So, next post I’ll address an issue raised by a recent comment – why am I trying to integrate [green] anarchism with this obscure religious movement anyway?
But for now, a few “shorts,” Johan-style.
Nancy’s Ecology: Quaker blogger Nancy, of Nancy’s Apology fame, has been thinking about the environment in a new way through reading a book on the collapse of civilizations called Collapse: how societies choose to fail or succeed by Jared Diamond.
I haven’t read it, nor can I say with confidence that American (etc.) society is at risk of collapse. But I think such things are possible, and it is important to be thinking about them. So I was glad to see Nancy blogging about it (as well as giving props to the Battle of Seattle).
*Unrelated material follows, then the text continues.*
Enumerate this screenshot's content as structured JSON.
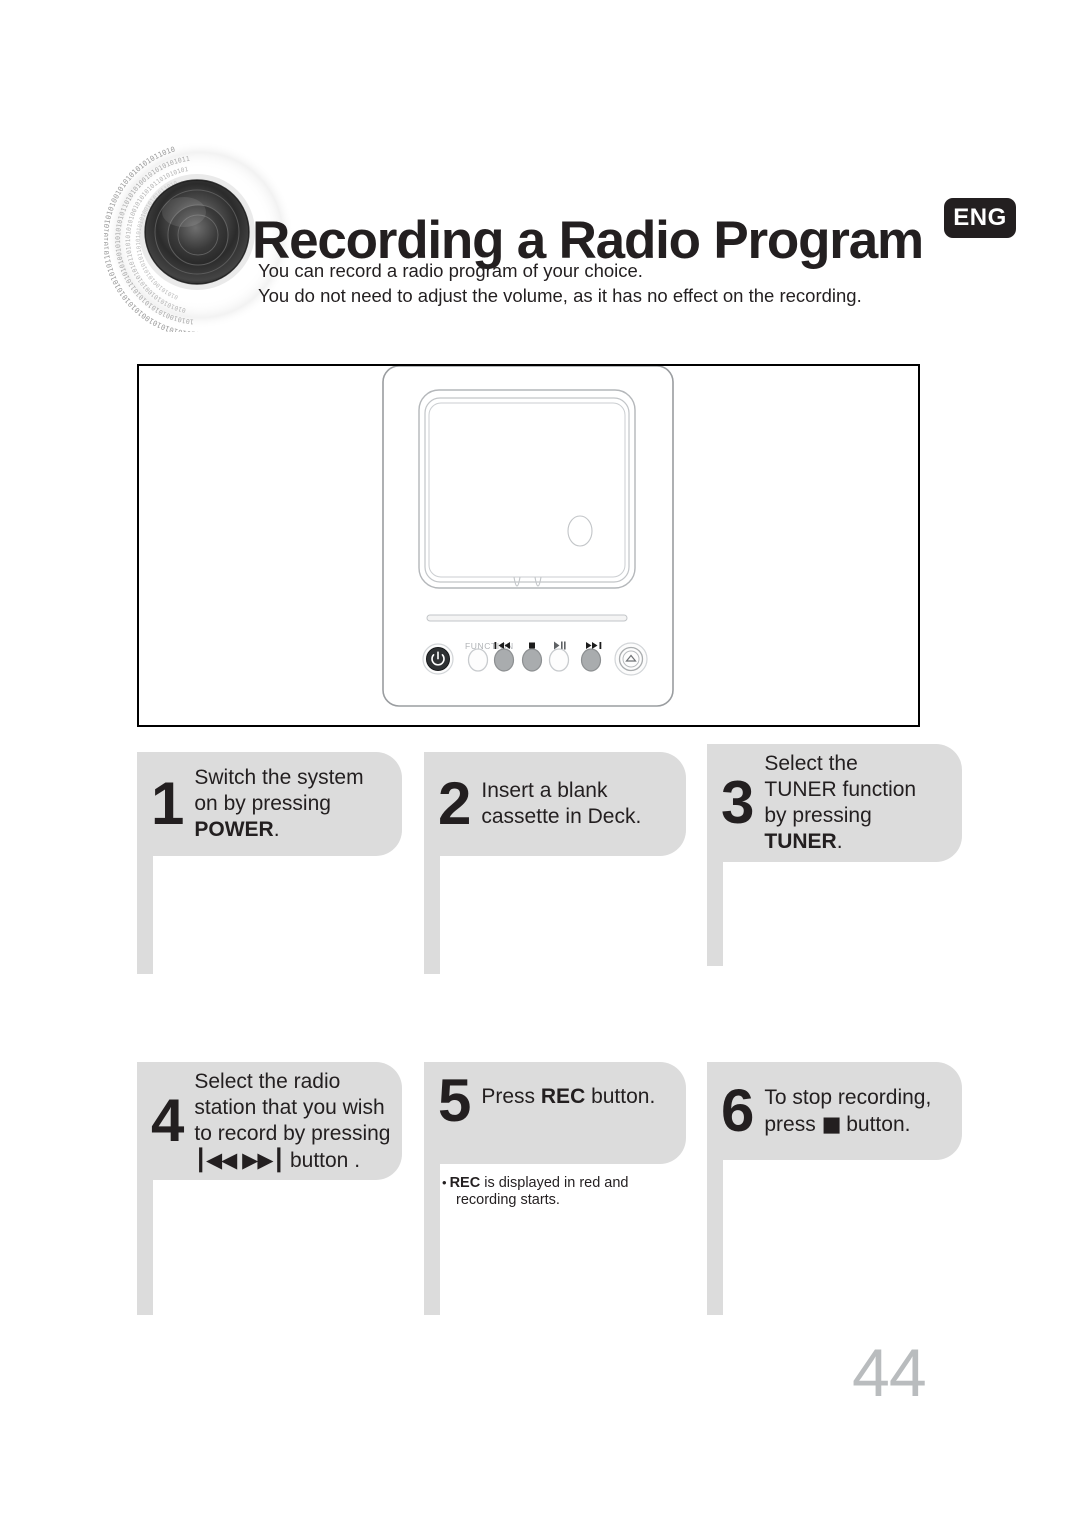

I share some of her worries. She writes: I don’t want democracy to die, nor modern medicine and education…. And I don’t want the spiritual evolution of religion to stop dead as extremism takes over. I’m not sure whether I would defend modern medicine (more for its means than its results), but I am indeed worried that if, for whatever reason, American society or industrial civilization begins to falter, that instead of an anarchist uptopia, or a primitivist clean slate, we’d simply revert to unmasked ancient Roman brutality, and that people would flock to reactionary religious groups. I think it’s naive to dismiss this possibility.
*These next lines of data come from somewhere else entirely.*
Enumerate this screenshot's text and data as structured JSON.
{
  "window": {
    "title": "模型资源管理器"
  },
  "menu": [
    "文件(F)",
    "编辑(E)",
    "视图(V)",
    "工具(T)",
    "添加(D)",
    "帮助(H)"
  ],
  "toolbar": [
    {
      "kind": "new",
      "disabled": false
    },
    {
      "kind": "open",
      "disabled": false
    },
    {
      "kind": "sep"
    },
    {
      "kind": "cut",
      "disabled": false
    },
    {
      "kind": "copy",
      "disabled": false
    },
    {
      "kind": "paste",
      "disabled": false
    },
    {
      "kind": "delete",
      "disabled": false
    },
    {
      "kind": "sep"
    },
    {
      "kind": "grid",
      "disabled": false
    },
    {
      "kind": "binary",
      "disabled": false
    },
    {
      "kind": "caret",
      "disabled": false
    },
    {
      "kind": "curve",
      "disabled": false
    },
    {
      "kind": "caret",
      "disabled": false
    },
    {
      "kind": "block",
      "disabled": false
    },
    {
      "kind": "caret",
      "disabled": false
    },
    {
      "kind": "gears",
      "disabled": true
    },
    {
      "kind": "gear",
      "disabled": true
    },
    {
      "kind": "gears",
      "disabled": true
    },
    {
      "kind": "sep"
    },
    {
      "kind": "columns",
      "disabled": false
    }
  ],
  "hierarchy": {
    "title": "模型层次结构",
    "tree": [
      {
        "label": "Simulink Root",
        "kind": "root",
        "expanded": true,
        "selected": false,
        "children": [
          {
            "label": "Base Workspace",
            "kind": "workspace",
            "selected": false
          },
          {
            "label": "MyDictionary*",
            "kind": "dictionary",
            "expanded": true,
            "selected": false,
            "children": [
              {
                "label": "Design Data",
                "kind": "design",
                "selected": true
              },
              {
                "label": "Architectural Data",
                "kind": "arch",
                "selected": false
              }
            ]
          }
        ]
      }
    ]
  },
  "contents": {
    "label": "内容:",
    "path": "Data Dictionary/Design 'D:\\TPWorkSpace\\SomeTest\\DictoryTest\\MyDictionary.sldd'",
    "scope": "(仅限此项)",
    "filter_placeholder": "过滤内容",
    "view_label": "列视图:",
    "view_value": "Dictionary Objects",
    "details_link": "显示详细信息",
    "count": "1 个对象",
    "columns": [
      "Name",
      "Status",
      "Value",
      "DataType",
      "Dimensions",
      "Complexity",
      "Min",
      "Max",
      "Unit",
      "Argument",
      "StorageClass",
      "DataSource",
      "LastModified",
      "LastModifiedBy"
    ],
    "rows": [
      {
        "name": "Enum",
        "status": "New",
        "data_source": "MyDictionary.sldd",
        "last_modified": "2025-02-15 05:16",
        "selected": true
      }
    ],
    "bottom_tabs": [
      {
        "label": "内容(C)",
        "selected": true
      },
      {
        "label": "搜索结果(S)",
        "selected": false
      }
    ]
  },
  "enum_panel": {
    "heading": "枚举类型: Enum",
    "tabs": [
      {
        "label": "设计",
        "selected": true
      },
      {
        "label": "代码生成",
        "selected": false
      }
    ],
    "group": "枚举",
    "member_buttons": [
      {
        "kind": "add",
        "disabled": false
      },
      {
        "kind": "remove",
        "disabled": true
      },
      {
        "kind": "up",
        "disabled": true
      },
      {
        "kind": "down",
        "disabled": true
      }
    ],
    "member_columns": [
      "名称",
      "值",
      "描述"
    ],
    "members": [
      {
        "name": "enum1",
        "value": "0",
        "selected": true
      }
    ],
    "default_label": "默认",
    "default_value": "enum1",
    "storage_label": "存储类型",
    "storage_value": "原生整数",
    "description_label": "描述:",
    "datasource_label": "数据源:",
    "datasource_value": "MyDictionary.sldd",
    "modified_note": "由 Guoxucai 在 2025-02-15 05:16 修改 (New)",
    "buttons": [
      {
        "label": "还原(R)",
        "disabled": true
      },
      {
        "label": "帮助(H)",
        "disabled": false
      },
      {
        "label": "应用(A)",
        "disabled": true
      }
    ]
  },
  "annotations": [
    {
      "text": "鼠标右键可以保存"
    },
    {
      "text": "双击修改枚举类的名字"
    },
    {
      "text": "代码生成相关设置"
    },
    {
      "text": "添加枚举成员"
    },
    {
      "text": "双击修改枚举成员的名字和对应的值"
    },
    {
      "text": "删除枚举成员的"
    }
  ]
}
How can we avoid this?
Nancy proposed a long list of things, many of which I think are quite good. Though many of them seemed to require the government to do something, and I am suspicious of governmental solutions. In fact I’m thinking more and more lately about the prospect of the radical left/post-left making alliances with leftist libertarian types, in order to deflate the state as much as possible now – so that when it wants to get nasty, it’s easier to deal with.
Speaking of, the FBI’s efforts to derail the radical environmental movement in the US are still going on – no new indictees in the Green Scare, but the current indictees and prisoners are still in jail or on a leash. One of them, Zachary Jenson, has been in solitary for almost six months, and is turning 21 in two weeks. From a recent update (via Infoshop):
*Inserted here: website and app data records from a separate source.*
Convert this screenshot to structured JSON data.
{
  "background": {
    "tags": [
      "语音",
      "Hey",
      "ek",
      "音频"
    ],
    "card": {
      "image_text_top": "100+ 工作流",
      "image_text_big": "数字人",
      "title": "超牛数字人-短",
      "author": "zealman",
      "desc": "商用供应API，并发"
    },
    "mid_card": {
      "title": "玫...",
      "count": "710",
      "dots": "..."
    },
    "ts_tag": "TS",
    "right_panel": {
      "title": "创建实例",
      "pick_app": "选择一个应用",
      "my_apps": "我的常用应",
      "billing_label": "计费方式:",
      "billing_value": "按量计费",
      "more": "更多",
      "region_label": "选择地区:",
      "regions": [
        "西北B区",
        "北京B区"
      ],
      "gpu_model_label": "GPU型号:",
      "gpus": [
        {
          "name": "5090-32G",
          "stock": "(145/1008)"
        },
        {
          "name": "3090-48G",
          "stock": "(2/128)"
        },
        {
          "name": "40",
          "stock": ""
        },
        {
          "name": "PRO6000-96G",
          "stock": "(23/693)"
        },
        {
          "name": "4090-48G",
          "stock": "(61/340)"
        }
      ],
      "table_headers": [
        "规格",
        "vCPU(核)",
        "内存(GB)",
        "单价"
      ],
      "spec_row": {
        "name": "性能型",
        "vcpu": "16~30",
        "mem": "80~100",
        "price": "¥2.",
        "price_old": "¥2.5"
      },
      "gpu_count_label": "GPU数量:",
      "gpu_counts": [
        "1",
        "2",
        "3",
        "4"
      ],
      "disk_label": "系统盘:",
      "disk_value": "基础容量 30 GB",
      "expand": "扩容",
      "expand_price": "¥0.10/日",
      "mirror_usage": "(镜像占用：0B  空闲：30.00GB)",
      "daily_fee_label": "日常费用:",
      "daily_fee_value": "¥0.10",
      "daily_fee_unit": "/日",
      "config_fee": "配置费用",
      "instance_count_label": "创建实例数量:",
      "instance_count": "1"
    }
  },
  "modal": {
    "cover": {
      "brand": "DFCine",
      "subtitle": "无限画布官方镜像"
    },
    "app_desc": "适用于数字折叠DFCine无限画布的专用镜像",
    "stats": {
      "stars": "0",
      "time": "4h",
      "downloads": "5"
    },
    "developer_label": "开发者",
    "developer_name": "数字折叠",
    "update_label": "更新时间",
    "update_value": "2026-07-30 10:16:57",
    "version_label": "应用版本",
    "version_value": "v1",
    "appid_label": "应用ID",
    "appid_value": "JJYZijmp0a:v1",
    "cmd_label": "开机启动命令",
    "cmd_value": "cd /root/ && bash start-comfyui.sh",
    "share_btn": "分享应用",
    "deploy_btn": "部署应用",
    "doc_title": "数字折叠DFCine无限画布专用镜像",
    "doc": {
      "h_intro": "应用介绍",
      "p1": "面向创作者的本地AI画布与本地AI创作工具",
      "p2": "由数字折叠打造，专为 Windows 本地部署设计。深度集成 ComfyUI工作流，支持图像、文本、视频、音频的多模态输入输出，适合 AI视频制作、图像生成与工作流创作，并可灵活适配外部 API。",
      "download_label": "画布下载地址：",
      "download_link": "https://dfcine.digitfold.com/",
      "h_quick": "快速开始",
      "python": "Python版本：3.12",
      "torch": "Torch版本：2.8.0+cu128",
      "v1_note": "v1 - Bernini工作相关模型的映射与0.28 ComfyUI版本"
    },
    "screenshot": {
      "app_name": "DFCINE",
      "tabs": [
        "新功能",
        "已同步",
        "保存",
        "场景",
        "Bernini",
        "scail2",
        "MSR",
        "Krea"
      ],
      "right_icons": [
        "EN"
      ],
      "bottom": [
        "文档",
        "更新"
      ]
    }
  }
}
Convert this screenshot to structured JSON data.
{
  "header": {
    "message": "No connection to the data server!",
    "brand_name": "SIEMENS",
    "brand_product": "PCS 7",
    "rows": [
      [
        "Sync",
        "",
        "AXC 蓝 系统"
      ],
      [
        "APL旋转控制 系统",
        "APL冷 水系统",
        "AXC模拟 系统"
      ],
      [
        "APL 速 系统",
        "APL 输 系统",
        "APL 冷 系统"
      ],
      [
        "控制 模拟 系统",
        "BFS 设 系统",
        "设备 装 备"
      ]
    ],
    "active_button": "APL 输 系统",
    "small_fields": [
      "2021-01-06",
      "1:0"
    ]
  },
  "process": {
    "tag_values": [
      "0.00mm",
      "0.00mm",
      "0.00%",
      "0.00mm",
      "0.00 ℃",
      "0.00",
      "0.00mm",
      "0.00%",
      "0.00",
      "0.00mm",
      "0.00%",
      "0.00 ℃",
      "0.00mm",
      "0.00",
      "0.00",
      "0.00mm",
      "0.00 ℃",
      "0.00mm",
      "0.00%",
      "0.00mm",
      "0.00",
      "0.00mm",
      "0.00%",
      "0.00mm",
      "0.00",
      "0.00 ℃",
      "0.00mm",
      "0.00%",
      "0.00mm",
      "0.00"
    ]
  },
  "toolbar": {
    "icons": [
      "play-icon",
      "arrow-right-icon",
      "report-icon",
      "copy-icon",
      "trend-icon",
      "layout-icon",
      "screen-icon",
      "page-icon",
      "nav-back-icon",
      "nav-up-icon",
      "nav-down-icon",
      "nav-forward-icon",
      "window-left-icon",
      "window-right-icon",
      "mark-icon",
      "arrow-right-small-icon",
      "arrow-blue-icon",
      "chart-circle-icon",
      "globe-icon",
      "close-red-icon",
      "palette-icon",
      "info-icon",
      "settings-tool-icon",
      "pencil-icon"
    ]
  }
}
Zach will be turning twenty-one on July 23. Please don’t forget his birthday! Zach has been in total separation (Solitary Confinement) since the day of his arrest, January 13th, 2006, and receives very little human contact. The cards and letters from supporters all around the world really help to build his morale in this horrible situation. Write him a letter or send him a card and help make Zach’s birthday a little more enjoyable. He deserves it! Remember, it takes longer for Zach to receive his mail because he is in jail, try to send your letters and cards early so they get there in time!
Zach was arrested for allegedly going along with plans suggested to him and others by an FBI agent-provocateur for destroying some cell phone towers and power plants in California (which, to give credit where it is due, are probably some of the best ideas the FBI has come up with). If you’re in Boston, an activist group I am a part of is getting together Monday at 7 p.m. at TJ Scallywaggles to write letters to Zach and other imprisoned eco-activists.
“Spare no deceit”: A Musing Environment is an environmental blog written by a Friend, apparently old but new to me. My initial skimming of recent posts seems to indicate that a lot of her posts take the form of classic blog-style summarizing of recent news, but there is also some writing on how Berkley Friends Meeting is dealing with the issue. She writes often about climate change.
Earthwalking: Marshall Massey’s journal continues to be of interest – both for Marshall own observations on the land he is walking through in the Midwest, and his reports on what individual Quakers are saying in the meetings and churches he is visiting.
Marshall, in case you don’t know, is walking from his home in Nebraska to a Quaker speaking engagement in Virginia, and meeting with Friends along the way to talk to them and get them to think about their relationship to the earth. (Though his feet have been giving him trouble and he’s doing some walking and some driving now.) For me reading the blog has both given me hope (that things may change), and made me despair (that we have a long way to go). I’ll expand on this at a later date, probably after Marshall’s journey is over, which I think is a couple more months.
Quaker-E: Pam and I talked a little more on this post about starting some kind of mailing list or forum focused on Quakerism and ecology, but no action has been taken yet, partly because I’ve been too busy to think much about it, and haven’t really reached clarity on the concept.
If this sounds like something you would potentially be interested in, your thoughts and ideas are coveted. What would be useful, and what would simply create another way to waste time online?